In this Practicle “Bar graphs for kids” guide, we are going to teach you everything you need to know when learning bar graphs in Primary 3 and turn you into a math pro!
What is a bar graph?
A bar graph is a picture that is made up of bars with different height. Each bar represents a different category. The height of each bar can tell us how often something happens or show us the number of items we have for each group.
Now let’s see what we can use bar graphs for. Say you wanted to find out what your friends are doing at home during this covid period. After carrying out a survey, you might decide to put your results into a table like this:
Well, that’s one way of showing the data that you’ve collected. Another way would be to present the results in a more visual style using a bar graph. If you’ve done that, you’ll probably have a bar graph that looks like this:
As you can see, this bar graph has a few rectangular bars and there are many things that we can infer by comparing the bars.
Let’s see what information we can tell by learning how to read this bar graph, ok?
How to read bar graphs
Bar graph example #1:
Reading bar graphs is really easy.
First, we’ll start with the title. Reading the title of the graph will tell us what the bar graph is all about. This bar graph shows all the activities that a number of children are doing at home.
Next, we are going to look at both the horizontal line and the vertical line. One of them will have some numbers that’s put on a scale while the other will tell us what categories we are looking at.

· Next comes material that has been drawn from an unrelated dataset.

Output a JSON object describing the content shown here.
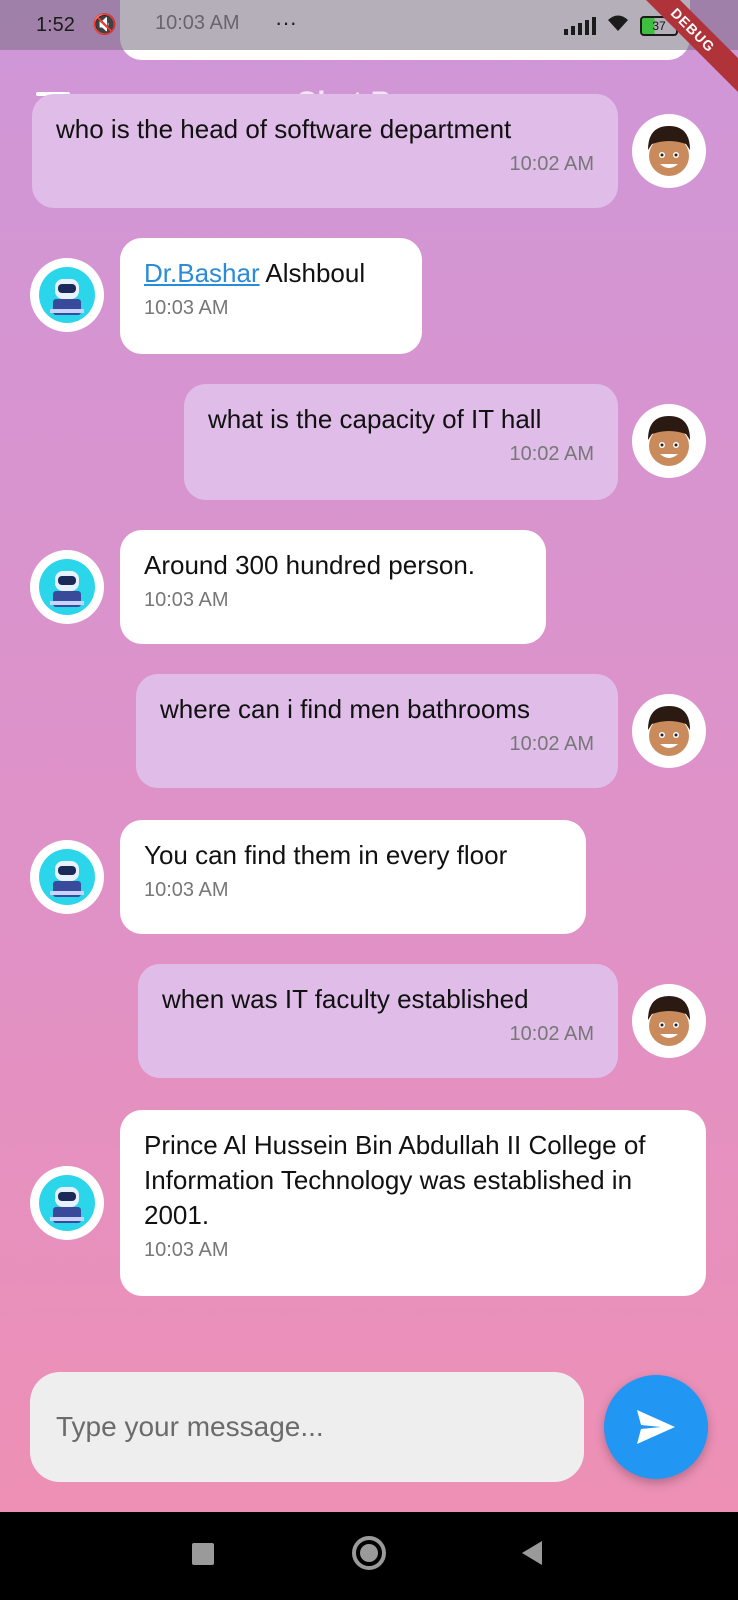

When we look at the vertical line of this bar graph, we can see that each space represents 2 children. What about the horizontal line of the graph then? Well, you’ll see that the children are put into groups – those who were busy reading, those who spent their time playing, those who were baking with their mums and the rest were busy washing hands.
Bar graph example #2:
As you can see, this time round, 1 space on the vertical line represents a different value. Instead of having 1 space to represent 2 children, we now have 2 spaces to represent 10 children. This means that each space represents 5 children.
Bar graphs can be horizontal too!
So far, the bar graphs examples that we have seen have vertical bars. Do you know that the bars can be horizontal too?
Let’s see how we can flip the lines around and draw a horizontal bar graph with the same information.
Not too hard, eh?
Notice how we can use different scales to represent the number of children? In this example, we now have 5 spaces representing 5 children, so each space represents 1 child.